Some of the early Norman nobility arriving in England during the Norman Conquest differentiated themselves by affixing 'de' (of) in front of the name of their village in France.
The practice of using family names spread through the Eastern Roman Empire and gradually into Western Europe although it was not until the modern era that family names came to be explicitly inherited in the way that they are today.
The use of family names is widespread in cultures around the world.
Each culture has its own rules as to how these names are applied and used.
In none of these cases, though, were these names considered formal parts of the person's name, nor were they explicitly inherited in the manner which is common in many cultures today.

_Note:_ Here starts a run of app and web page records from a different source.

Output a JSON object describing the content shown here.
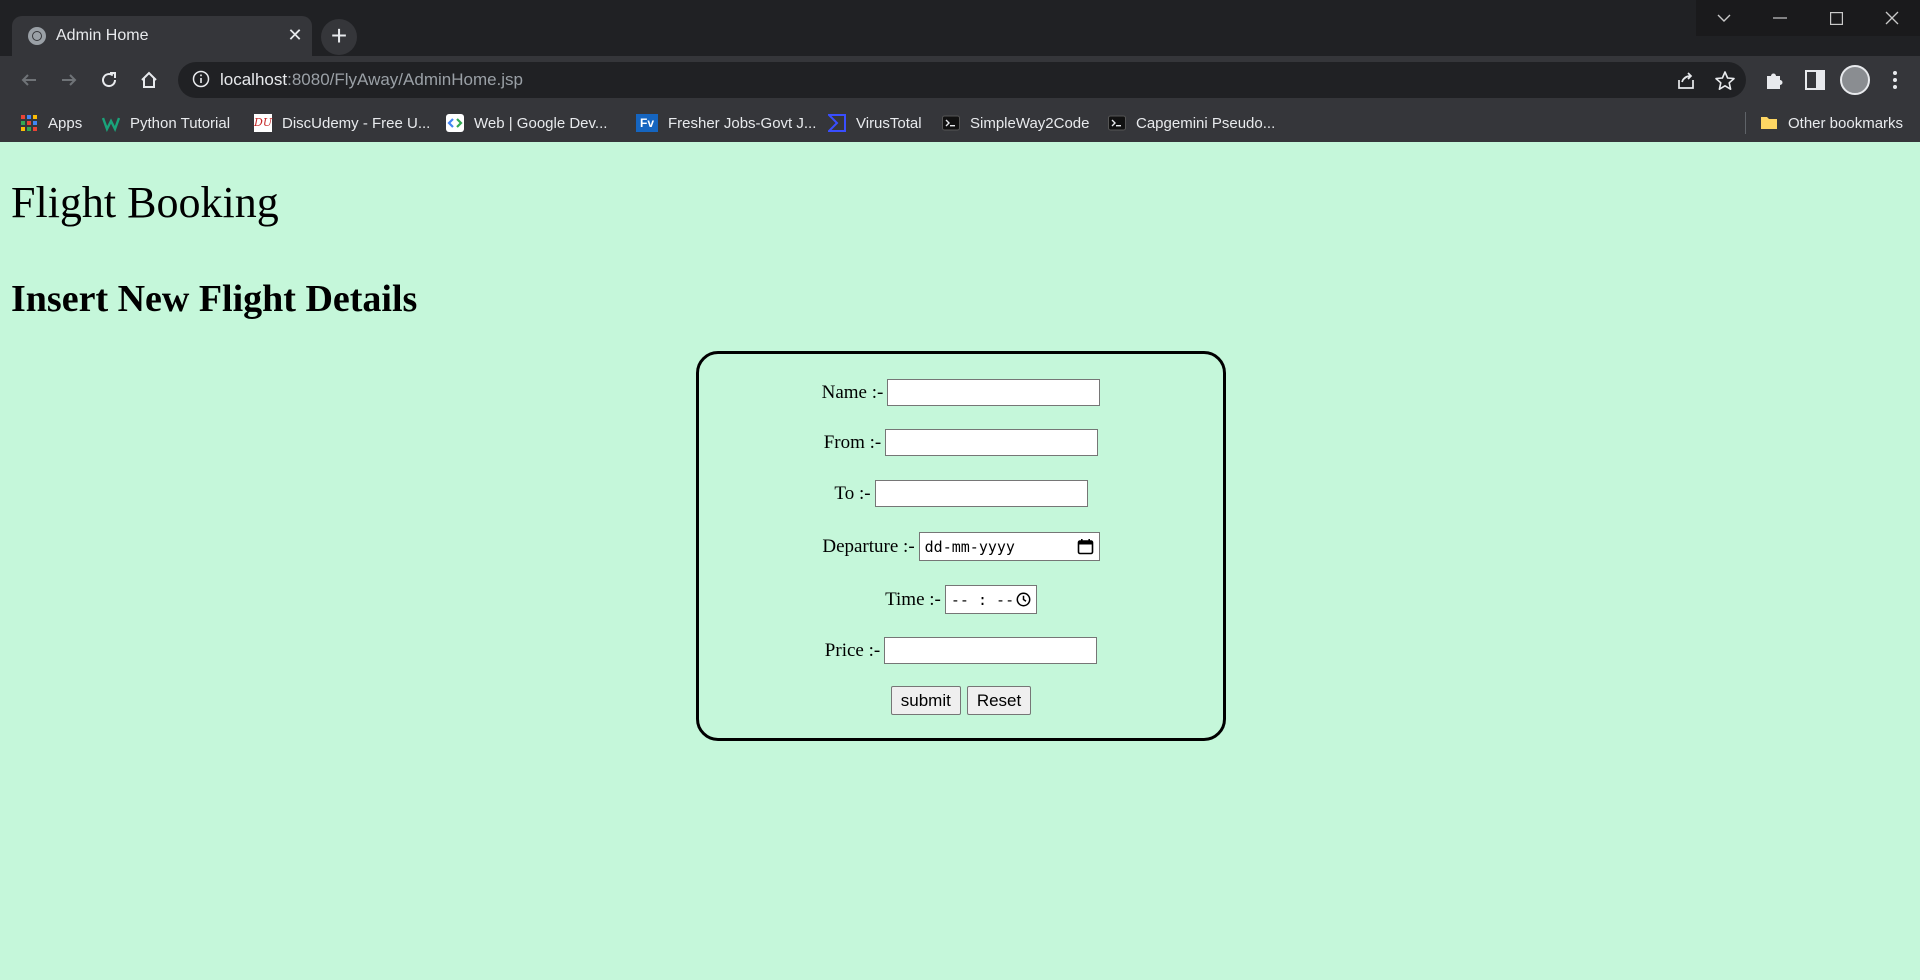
{
  "browser": {
    "tab_title": "Admin Home",
    "url_host": "localhost",
    "url_rest": ":8080/FlyAway/AdminHome.jsp"
  },
  "bookmarks": {
    "items": [
      {
        "label": "Apps",
        "icon": "apps-grid-icon"
      },
      {
        "label": "Python Tutorial",
        "icon": "python-tutorial-favicon"
      },
      {
        "label": "DiscUdemy - Free U...",
        "icon": "discudemy-favicon"
      },
      {
        "label": "Web  |  Google Dev...",
        "icon": "google-developers-favicon"
      },
      {
        "label": "Fresher Jobs-Govt J...",
        "icon": "fresher-jobs-favicon"
      },
      {
        "label": "VirusTotal",
        "icon": "virustotal-favicon"
      },
      {
        "label": "SimpleWay2Code",
        "icon": "terminal-favicon"
      },
      {
        "label": "Capgemini Pseudo...",
        "icon": "terminal-favicon"
      }
    ],
    "other": "Other bookmarks"
  },
  "page": {
    "heading": "Flight Booking",
    "subheading": "Insert New Flight Details"
  },
  "form": {
    "name_label": "Name :-",
    "from_label": "From :-",
    "to_label": "To :-",
    "departure_label": "Departure :-",
    "departure_placeholder": "dd-mm-yyyy",
    "time_label": "Time :-",
    "time_placeholder": "-- : --",
    "price_label": "Price :-",
    "submit_label": "submit",
    "reset_label": "Reset"
  },
  "colors": {
    "page_background": "#c5f7da",
    "browser_chrome": "#35363a"
  }
}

In the Roman Empire, the bestowal and use of clan and family names waxed and waned with changes in the various subcultures of the realm.